--- Records for this task Enclosed Below ---

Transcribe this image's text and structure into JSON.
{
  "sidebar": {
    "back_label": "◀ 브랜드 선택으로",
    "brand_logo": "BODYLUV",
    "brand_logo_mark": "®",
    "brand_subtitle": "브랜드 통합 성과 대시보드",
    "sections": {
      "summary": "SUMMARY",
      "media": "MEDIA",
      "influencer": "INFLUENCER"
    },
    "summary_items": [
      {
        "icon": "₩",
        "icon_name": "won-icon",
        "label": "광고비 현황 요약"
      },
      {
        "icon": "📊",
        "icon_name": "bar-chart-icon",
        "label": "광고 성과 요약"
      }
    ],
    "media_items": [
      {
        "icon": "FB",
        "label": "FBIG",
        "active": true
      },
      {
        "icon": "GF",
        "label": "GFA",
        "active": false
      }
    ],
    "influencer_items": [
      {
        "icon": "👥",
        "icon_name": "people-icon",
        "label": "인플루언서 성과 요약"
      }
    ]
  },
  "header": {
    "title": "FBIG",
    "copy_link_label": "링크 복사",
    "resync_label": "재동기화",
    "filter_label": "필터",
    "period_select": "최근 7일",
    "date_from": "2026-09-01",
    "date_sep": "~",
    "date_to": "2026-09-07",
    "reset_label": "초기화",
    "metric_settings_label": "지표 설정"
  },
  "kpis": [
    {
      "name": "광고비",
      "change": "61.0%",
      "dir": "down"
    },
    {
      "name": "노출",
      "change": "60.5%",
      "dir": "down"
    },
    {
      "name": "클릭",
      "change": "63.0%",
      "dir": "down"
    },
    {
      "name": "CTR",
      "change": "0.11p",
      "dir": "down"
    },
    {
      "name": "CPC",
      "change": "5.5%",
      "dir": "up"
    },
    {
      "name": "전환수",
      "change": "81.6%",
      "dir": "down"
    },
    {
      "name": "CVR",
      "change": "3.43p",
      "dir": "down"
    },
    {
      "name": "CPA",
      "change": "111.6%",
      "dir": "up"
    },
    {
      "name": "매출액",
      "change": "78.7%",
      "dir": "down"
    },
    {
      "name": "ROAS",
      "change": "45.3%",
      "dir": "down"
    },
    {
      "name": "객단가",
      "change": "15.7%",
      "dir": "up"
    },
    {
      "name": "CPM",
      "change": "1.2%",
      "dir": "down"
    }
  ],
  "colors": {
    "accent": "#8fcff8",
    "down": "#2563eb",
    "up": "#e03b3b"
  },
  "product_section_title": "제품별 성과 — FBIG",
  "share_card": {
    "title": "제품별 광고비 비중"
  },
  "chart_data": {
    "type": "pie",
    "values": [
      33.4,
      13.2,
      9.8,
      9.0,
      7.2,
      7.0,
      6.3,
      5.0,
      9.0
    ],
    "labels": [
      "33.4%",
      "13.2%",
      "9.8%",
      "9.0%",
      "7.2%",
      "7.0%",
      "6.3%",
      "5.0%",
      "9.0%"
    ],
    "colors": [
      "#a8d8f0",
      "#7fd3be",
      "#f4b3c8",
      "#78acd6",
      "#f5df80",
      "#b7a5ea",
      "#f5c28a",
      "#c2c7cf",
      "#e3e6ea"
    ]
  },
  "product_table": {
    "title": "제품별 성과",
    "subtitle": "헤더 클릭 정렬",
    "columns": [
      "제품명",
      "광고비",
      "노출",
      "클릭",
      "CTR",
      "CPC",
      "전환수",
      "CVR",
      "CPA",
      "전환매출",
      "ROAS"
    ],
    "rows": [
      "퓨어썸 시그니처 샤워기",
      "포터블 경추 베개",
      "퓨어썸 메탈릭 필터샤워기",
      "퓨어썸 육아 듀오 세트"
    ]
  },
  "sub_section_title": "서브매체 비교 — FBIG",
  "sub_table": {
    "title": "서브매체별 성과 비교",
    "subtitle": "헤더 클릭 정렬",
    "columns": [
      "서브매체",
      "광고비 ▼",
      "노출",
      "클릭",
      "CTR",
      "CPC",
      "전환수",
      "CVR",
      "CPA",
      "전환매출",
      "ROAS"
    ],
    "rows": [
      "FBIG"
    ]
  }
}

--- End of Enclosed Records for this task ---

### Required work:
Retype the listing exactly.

### Response:
Transcribe this image's text and structure into JSON.
{
  "sidebar": {
    "back_label": "◀ 브랜드 선택으로",
    "brand_logo": "BODYLUV",
    "brand_logo_mark": "®",
    "brand_subtitle": "브랜드 통합 성과 대시보드",
    "sections": {
      "summary": "SUMMARY",
      "media": "MEDIA",
      "influencer": "INFLUENCER"
    },
    "summary_items": [
      {
        "icon": "₩",
        "icon_name": "won-icon",
        "label": "광고비 현황 요약"
      },
      {
        "icon": "📊",
        "icon_name": "bar-chart-icon",
        "label": "광고 성과 요약"
      }
    ],
    "media_items": [
      {
        "icon": "FB",
        "label": "FBIG",
        "active": true
      },
      {
        "icon": "GF",
        "label": "GFA",
        "active": false
      }
    ],
    "influencer_items": [
      {
        "icon": "👥",
        "icon_name": "people-icon",
        "label": "인플루언서 성과 요약"
      }
    ]
  },
  "header": {
    "title": "FBIG",
    "copy_link_label": "링크 복사",
    "resync_label": "재동기화",
    "filter_label": "필터",
    "period_select": "최근 7일",
    "date_from": "2026-09-01",
    "date_sep": "~",
    "date_to": "2026-09-07",
    "reset_label": "초기화",
    "metric_settings_label": "지표 설정"
  },
  "kpis": [
    {
      "name": "광고비",
      "change": "61.0%",
      "dir": "down"
    },
    {
      "name": "노출",
      "change": "60.5%",
      "dir": "down"
    },
    {
      "name": "클릭",
      "change": "63.0%",
      "dir": "down"
    },
    {
      "name": "CTR",
      "change": "0.11p",
      "dir": "down"
    },
    {
      "name": "CPC",
      "change": "5.5%",
      "dir": "up"
    },
    {
      "name": "전환수",
      "change": "81.6%",
      "dir": "down"
    },
    {
      "name": "CVR",
      "change": "3.43p",
      "dir": "down"
    },
    {
      "name": "CPA",
      "change": "111.6%",
      "dir": "up"
    },
    {
      "name": "매출액",
      "change": "78.7%",
      "dir": "down"
    },
    {
      "name": "ROAS",
      "change": "45.3%",
      "dir": "down"
    },
    {
      "name": "객단가",
      "change": "15.7%",
      "dir": "up"
    },
    {
      "name": "CPM",
      "change": "1.2%",
      "dir": "down"
    }
  ],
  "colors": {
    "accent": "#8fcff8",
    "down": "#2563eb",
    "up": "#e03b3b"
  },
  "product_section_title": "제품별 성과 — FBIG",
  "share_card": {
    "title": "제품별 광고비 비중"
  },
  "chart_data": {
    "type": "pie",
    "values": [
      33.4,
      13.2,
      9.8,
      9.0,
      7.2,
      7.0,
      6.3,
      5.0,
      9.0
    ],
    "labels": [
      "33.4%",
      "13.2%",
      "9.8%",
      "9.0%",
      "7.2%",
      "7.0%",
      "6.3%",
      "5.0%",
      "9.0%"
    ],
    "colors": [
      "#a8d8f0",
      "#7fd3be",
      "#f4b3c8",
      "#78acd6",
      "#f5df80",
      "#b7a5ea",
      "#f5c28a",
      "#c2c7cf",
      "#e3e6ea"
    ]
  },
  "product_table": {
    "title": "제품별 성과",
    "subtitle": "헤더 클릭 정렬",
    "columns": [
      "제품명",
      "광고비",
      "노출",
      "클릭",
      "CTR",
      "CPC",
      "전환수",
      "CVR",
      "CPA",
      "전환매출",
      "ROAS"
    ],
    "rows": [
      "퓨어썸 시그니처 샤워기",
      "포터블 경추 베개",
      "퓨어썸 메탈릭 필터샤워기",
      "퓨어썸 육아 듀오 세트"
    ]
  },
  "sub_section_title": "서브매체 비교 — FBIG",
  "sub_table": {
    "title": "서브매체별 성과 비교",
    "subtitle": "헤더 클릭 정렬",
    "columns": [
      "서브매체",
      "광고비 ▼",
      "노출",
      "클릭",
      "CTR",
      "CPC",
      "전환수",
      "CVR",
      "CPA",
      "전환매출",
      "ROAS"
    ],
    "rows": [
      "FBIG"
    ]
  }
}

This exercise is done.